Extracted material: Begin
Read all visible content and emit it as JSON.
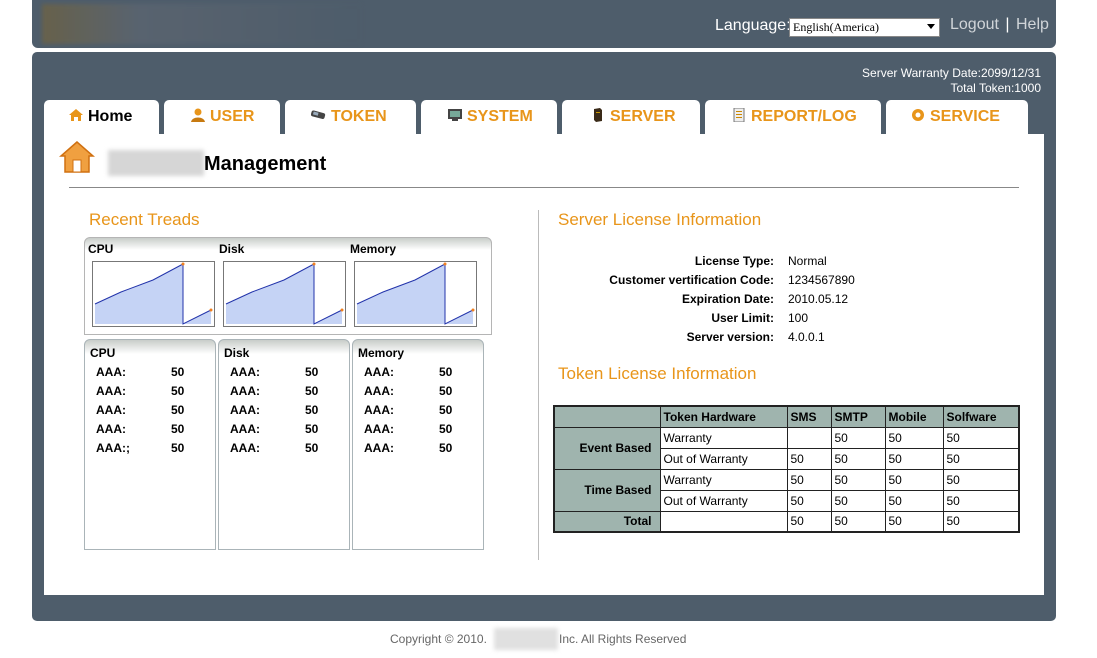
{
  "header": {
    "language_label": "Language:",
    "language_value": "English(America)",
    "logout": "Logout",
    "separator": "|",
    "help": "Help"
  },
  "warranty": {
    "date": "Server Warranty Date:2099/12/31",
    "total_token": "Total Token:1000"
  },
  "tabs": [
    {
      "label": "Home",
      "icon": "home-icon"
    },
    {
      "label": "USER",
      "icon": "user-icon"
    },
    {
      "label": "TOKEN",
      "icon": "token-icon"
    },
    {
      "label": "SYSTEM",
      "icon": "monitor-icon"
    },
    {
      "label": "SERVER",
      "icon": "server-icon"
    },
    {
      "label": "REPORT/LOG",
      "icon": "report-icon"
    },
    {
      "label": "SERVICE",
      "icon": "gear-icon"
    }
  ],
  "page": {
    "title": "Management"
  },
  "recent": {
    "title": "Recent Treads",
    "charts": [
      "CPU",
      "Disk",
      "Memory"
    ]
  },
  "stats": [
    {
      "title": "CPU",
      "rows": [
        {
          "k": "AAA:",
          "v": "50"
        },
        {
          "k": "AAA:",
          "v": "50"
        },
        {
          "k": "AAA:",
          "v": "50"
        },
        {
          "k": "AAA:",
          "v": "50"
        },
        {
          "k": "AAA:;",
          "v": "50"
        }
      ]
    },
    {
      "title": "Disk",
      "rows": [
        {
          "k": "AAA:",
          "v": "50"
        },
        {
          "k": "AAA:",
          "v": "50"
        },
        {
          "k": "AAA:",
          "v": "50"
        },
        {
          "k": "AAA:",
          "v": "50"
        },
        {
          "k": "AAA:",
          "v": "50"
        }
      ]
    },
    {
      "title": "Memory",
      "rows": [
        {
          "k": "AAA:",
          "v": "50"
        },
        {
          "k": "AAA:",
          "v": "50"
        },
        {
          "k": "AAA:",
          "v": "50"
        },
        {
          "k": "AAA:",
          "v": "50"
        },
        {
          "k": "AAA:",
          "v": "50"
        }
      ]
    }
  ],
  "server_license": {
    "title": "Server License Information",
    "rows": [
      {
        "k": "License Type:",
        "v": "Normal"
      },
      {
        "k": "Customer vertification Code:",
        "v": "1234567890"
      },
      {
        "k": "Expiration Date:",
        "v": "2010.05.12"
      },
      {
        "k": "User Limit:",
        "v": "100"
      },
      {
        "k": "Server version:",
        "v": "4.0.0.1"
      }
    ]
  },
  "token_license": {
    "title": "Token License Information",
    "headers": [
      "Token Hardware",
      "SMS",
      "SMTP",
      "Mobile",
      "Solfware"
    ],
    "groups": [
      "Event Based",
      "Time Based"
    ],
    "rows": [
      {
        "label": "Warranty",
        "values": [
          "",
          "50",
          "50",
          "50"
        ]
      },
      {
        "label": "Out of Warranty",
        "values": [
          "50",
          "50",
          "50",
          "50"
        ]
      },
      {
        "label": "Warranty",
        "values": [
          "50",
          "50",
          "50",
          "50"
        ]
      },
      {
        "label": "Out of Warranty",
        "values": [
          "50",
          "50",
          "50",
          "50"
        ]
      }
    ],
    "total_label": "Total",
    "total": [
      "",
      "50",
      "50",
      "50",
      "50"
    ]
  },
  "footer": {
    "copyright": "Copyright © 2010.",
    "rights": "Inc. All Rights Reserved"
  },
  "colors": {
    "frame": "#4e5d6b",
    "accent": "#e8951a",
    "table_header": "#9fb4ae"
  }
}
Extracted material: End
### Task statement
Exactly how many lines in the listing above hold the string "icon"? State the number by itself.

### Answer
7